A special friend of mine has a birthday coming up. He will be 80 next week. To mark this important event, his family decided to take him on a series of outings and treats throughout his 80th year. Although I am not a member of his family, I am lucky enough to often be treated as such, so I decided to get in on the act. A few weeks ago we went on an outing. We went to a car factory. But this was not just any car factory, we went to see how Morgans are built …
For anyone unfamiliar with these unique cars: the Morgan Motor Company has been building cars in Malvern, England for about a century. They produce hand-built sports cars, which are made in traditional ways and built to last. There is a long waiting list. Each car is constructed to order and takes about 16 days to make. The factory turns out about 16 cars per week.
They essentially have two models. One is very traditional in design, with a steel chassis and wooden structural components with aluminum body parts shaped to fit. The newer model uses much more high technology to improve performance and ride, but still employs timber parts. They were unable to find any other material that would perform so well. The wooden components are made using computer controlled machinery and the aluminum body parts are preformed for a precision fit.

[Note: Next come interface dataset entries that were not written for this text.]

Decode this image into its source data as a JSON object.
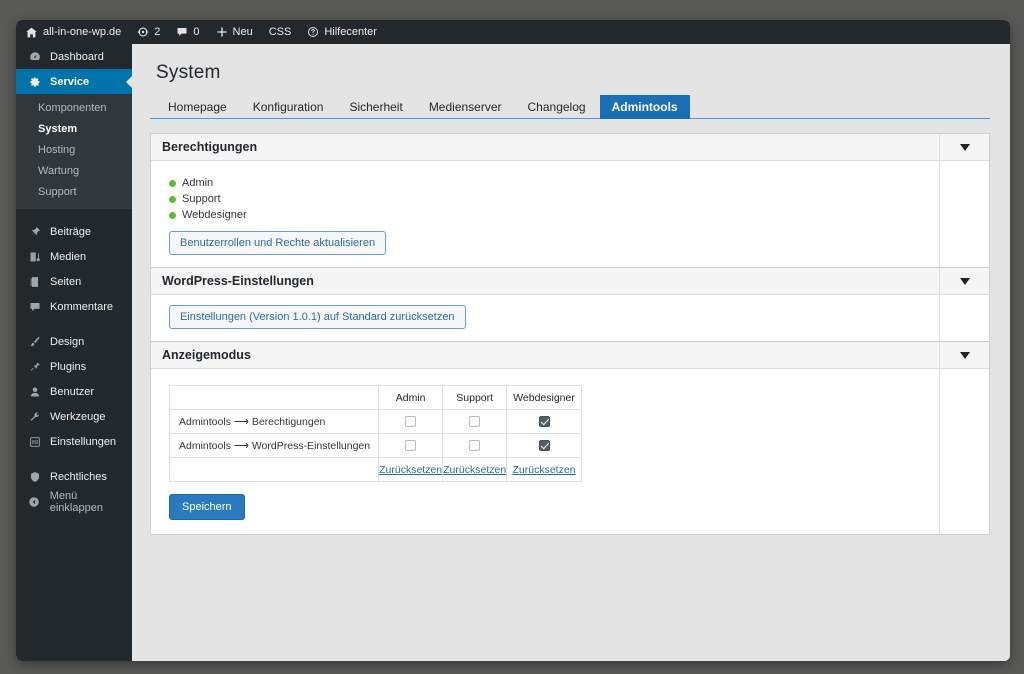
{
  "adminbar": {
    "site_name": "all-in-one-wp.de",
    "updates_count": "2",
    "comments_count": "0",
    "new_label": "Neu",
    "css_label": "CSS",
    "help_label": "Hilfecenter"
  },
  "sidebar": {
    "items": [
      {
        "label": "Dashboard",
        "icon": "dashboard-icon"
      },
      {
        "label": "Service",
        "icon": "gear-icon"
      },
      {
        "label": "Beiträge",
        "icon": "pin-icon"
      },
      {
        "label": "Medien",
        "icon": "media-icon"
      },
      {
        "label": "Seiten",
        "icon": "pages-icon"
      },
      {
        "label": "Kommentare",
        "icon": "comment-icon"
      },
      {
        "label": "Design",
        "icon": "brush-icon"
      },
      {
        "label": "Plugins",
        "icon": "plug-icon"
      },
      {
        "label": "Benutzer",
        "icon": "user-icon"
      },
      {
        "label": "Werkzeuge",
        "icon": "wrench-icon"
      },
      {
        "label": "Einstellungen",
        "icon": "sliders-icon"
      },
      {
        "label": "Rechtliches",
        "icon": "shield-icon"
      },
      {
        "label": "Menü einklappen",
        "icon": "collapse-icon"
      }
    ],
    "submenu": [
      {
        "label": "Komponenten"
      },
      {
        "label": "System"
      },
      {
        "label": "Hosting"
      },
      {
        "label": "Wartung"
      },
      {
        "label": "Support"
      }
    ]
  },
  "page": {
    "title": "System",
    "tabs": [
      {
        "label": "Homepage"
      },
      {
        "label": "Konfiguration"
      },
      {
        "label": "Sicherheit"
      },
      {
        "label": "Medienserver"
      },
      {
        "label": "Changelog"
      },
      {
        "label": "Admintools"
      }
    ]
  },
  "panels": {
    "permissions": {
      "title": "Berechtigungen",
      "roles": [
        {
          "label": "Admin"
        },
        {
          "label": "Support"
        },
        {
          "label": "Webdesigner"
        }
      ],
      "button": "Benutzerrollen und Rechte aktualisieren"
    },
    "wp_settings": {
      "title": "WordPress-Einstellungen",
      "button": "Einstellungen (Version 1.0.1) auf Standard zurücksetzen"
    },
    "display_mode": {
      "title": "Anzeigemodus",
      "columns": [
        "",
        "Admin",
        "Support",
        "Webdesigner"
      ],
      "rows": [
        {
          "label": "Admintools ⟶ Berechtigungen",
          "admin": false,
          "support": false,
          "webdesigner": true
        },
        {
          "label": "Admintools ⟶ WordPress-Einstellungen",
          "admin": false,
          "support": false,
          "webdesigner": true
        }
      ],
      "reset_label": "Zurücksetzen",
      "save_label": "Speichern"
    }
  },
  "colors": {
    "accent": "#0073aa",
    "tab_active": "#1a6fb5",
    "primary_button": "#2b7ac0",
    "status_green": "#5bbf2f",
    "sidebar_bg": "#23282d"
  }
}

We were shown all the stages of construction of both lines of cars. I was very impressed by the use of modern techniques and equipment, where it made sense, alongside a traditional approach and philosophy of building a hand-made product of the highest quality. Before the visit, I was not sure that I would really want a car like this – I am too pragmatic and they are out of my budget. Now I am not so sure. Maybe I will rent one for a weekend.
Our guide told us a story that I enjoyed. A while ago, an American customer was told that the production of his car was about to commence. So, he flew to England and checked in to a B&B in Malvern. Every day he showed up at the factory with his folding chair and camera and monitored the whole process. He photographed every nut and bolt of his car. When it was finished, he drove it out of the factory himself. When I heard the story, my first thought was that he was rather crazy. But then I realized that, if I were spending well over $100K on a car, I might get just as much involved.
Happy Birthday for next week Alec.